So, how do you live on 50 bucks a week to feed several people, including drop in’s at meal time? Sometimes food showed up that we didn’t ask how someone came buy it. The rule was, each week one of us, by turns, would collect the money. That person went to the store and bought a week’s worth of groceries. They could buy anything they wanted, cook anything they wanted but it had to feed everyone. As we got some jobs, that included packing lunches as well. Everyone learned to cook. Jenny was from Buffalo, NewYork and I guess as a kid her folks fed her Jack Mackerel. During her week it was Jack Mackerel sandwiches with large onion slices. They tasted like cat food and onion. One guy cooked up chitterlings, brought home a bucket of intestines that we had to clean the residue of pig poop out of. Boiling that stuff stunk up the house. At dinner time, just to spite the guy, I ate a whole big plate with hot sauce. I can tell you , chitterlin’s ain’t groceries!
Clarence owned a cafe around the corner. It was called Neck-Bone Willy’s Paradise Sandwich Shop. It was called that because when Clarence won it in a card game, that was it’s name. He served chicken necks, backs, wings and collard greens with corn bread. In the back room the neighborhood men shot craps and played poker. There was a door that led to the alley.
One time we came into a whole lot of apples. We got the idea that all the guys in the commune would pony-up 5 bucks each and bake an apple pie. I think we ended up with 7 pies and a $35 in prize money. We deputized Clarence and Mamma as our judges and we fanned out to our friends kitchens to work our magic. Finally, it was Sunday and the 7 beautiful pies were placed on the table, along with 2 or 3 gallons of very bad , very cheap red wine.
Clarence and Mamma took a bite of each pie, they whispered to each other as they did. There was a cheddar and apple pie, there was an apple rhubarb, there was an apple caramel pie, a couple of standards like mom would make, an apple walnut pie, a gooey pecan apple pie. The guys had gone all out,

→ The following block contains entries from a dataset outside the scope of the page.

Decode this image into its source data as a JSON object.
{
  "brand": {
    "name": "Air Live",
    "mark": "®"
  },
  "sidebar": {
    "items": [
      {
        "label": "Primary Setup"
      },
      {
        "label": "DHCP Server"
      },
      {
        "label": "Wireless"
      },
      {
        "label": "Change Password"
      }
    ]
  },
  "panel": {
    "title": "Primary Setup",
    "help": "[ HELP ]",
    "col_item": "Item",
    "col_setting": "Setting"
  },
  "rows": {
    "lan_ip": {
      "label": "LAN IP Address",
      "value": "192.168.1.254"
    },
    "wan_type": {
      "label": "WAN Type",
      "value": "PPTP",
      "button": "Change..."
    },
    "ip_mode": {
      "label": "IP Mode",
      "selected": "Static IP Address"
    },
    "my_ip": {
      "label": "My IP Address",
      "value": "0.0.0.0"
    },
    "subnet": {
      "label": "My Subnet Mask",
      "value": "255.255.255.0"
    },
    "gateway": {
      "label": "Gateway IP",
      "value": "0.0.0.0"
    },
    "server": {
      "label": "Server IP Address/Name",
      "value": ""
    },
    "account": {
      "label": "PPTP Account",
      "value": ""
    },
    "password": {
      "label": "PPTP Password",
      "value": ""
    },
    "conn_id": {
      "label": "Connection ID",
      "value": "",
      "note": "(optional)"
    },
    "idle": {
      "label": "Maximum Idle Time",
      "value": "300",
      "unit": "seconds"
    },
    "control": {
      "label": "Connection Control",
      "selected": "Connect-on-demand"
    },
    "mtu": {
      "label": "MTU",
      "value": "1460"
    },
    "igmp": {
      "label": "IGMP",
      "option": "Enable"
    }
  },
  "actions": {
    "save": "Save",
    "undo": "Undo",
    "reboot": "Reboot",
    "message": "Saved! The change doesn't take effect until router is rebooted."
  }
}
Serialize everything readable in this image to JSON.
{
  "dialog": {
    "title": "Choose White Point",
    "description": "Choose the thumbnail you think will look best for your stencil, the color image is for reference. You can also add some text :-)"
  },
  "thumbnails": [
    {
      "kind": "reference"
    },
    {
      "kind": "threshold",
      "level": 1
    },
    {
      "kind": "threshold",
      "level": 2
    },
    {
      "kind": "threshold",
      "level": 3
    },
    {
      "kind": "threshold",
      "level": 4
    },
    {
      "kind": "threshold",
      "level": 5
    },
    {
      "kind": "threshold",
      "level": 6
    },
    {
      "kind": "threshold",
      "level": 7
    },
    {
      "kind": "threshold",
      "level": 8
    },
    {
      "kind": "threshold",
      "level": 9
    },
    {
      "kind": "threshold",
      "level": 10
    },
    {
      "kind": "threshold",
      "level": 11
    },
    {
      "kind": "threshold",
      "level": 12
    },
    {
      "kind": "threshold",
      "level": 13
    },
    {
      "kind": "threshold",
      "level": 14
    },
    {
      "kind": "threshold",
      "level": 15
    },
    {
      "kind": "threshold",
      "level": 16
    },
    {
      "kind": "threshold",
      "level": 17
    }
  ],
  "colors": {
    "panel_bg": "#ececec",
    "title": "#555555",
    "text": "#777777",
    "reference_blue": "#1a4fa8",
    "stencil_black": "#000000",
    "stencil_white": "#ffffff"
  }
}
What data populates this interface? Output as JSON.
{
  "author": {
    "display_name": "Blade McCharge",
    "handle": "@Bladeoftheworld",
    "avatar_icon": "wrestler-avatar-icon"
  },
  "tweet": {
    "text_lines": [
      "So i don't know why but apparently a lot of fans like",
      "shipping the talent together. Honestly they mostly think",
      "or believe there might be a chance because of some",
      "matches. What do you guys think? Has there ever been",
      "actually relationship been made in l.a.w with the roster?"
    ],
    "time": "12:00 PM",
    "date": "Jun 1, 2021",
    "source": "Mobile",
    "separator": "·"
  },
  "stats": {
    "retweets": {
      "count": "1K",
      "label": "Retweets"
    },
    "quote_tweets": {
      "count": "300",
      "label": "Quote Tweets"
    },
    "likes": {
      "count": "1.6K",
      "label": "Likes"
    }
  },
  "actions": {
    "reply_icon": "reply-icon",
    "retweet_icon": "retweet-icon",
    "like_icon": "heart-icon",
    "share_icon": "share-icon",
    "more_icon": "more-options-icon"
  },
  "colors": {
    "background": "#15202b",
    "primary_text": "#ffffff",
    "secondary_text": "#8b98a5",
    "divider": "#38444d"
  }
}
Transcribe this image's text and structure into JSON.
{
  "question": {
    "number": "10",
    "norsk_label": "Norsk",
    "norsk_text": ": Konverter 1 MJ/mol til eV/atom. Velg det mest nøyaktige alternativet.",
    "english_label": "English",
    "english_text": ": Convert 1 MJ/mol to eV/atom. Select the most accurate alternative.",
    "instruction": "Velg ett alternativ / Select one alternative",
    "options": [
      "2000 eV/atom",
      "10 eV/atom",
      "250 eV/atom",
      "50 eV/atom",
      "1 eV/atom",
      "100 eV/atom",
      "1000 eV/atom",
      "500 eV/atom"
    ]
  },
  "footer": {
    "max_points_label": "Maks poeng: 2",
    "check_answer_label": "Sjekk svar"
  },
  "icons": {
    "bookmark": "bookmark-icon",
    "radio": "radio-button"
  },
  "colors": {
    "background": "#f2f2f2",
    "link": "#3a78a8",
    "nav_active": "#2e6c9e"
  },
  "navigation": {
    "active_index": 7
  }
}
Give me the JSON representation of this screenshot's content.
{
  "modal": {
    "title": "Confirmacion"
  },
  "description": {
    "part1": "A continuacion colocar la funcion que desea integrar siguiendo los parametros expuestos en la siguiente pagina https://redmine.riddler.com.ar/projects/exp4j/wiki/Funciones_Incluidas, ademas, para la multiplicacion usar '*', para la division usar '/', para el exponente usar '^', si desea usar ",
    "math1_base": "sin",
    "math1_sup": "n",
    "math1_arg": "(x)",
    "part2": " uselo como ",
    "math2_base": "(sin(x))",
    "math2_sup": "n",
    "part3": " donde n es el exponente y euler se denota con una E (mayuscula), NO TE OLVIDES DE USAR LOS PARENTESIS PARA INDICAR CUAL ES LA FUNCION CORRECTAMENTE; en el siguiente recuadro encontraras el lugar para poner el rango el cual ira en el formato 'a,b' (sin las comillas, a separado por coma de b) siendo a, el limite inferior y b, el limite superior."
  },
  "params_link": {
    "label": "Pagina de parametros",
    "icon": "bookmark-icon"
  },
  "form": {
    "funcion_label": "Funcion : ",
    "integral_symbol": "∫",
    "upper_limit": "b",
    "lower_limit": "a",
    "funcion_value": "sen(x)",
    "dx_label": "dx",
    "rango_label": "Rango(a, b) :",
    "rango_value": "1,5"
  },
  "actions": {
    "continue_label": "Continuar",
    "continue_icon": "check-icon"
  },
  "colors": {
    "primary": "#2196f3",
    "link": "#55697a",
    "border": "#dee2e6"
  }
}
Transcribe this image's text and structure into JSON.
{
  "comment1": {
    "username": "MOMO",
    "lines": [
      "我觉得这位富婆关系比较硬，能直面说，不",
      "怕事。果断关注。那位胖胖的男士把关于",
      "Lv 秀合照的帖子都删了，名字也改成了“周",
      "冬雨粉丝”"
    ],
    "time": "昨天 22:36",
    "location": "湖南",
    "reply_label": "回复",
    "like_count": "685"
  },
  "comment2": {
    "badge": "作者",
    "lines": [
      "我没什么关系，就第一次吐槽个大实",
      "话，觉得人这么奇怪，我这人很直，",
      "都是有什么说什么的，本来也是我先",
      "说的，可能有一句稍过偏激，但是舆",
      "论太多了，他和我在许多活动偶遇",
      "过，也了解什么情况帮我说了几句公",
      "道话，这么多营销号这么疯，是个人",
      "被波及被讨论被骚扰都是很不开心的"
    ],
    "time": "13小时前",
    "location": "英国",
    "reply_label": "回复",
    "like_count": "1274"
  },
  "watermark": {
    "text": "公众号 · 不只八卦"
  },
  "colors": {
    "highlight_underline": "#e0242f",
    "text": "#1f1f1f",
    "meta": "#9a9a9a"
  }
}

There were some hungry hippies and ,the kids from upstairs, all waiting for those pies. Their were some prideful hippies that thought they were going to get that 35 dollar fortune. Finally, Clarence faced us all and said, “It’s a tie”, Mamma laughed, we cracked the jugs, poured classes of wine all around and dug in. That was a fine Sunday feast. We gave the price money to Clarence for a gambling poke. Good night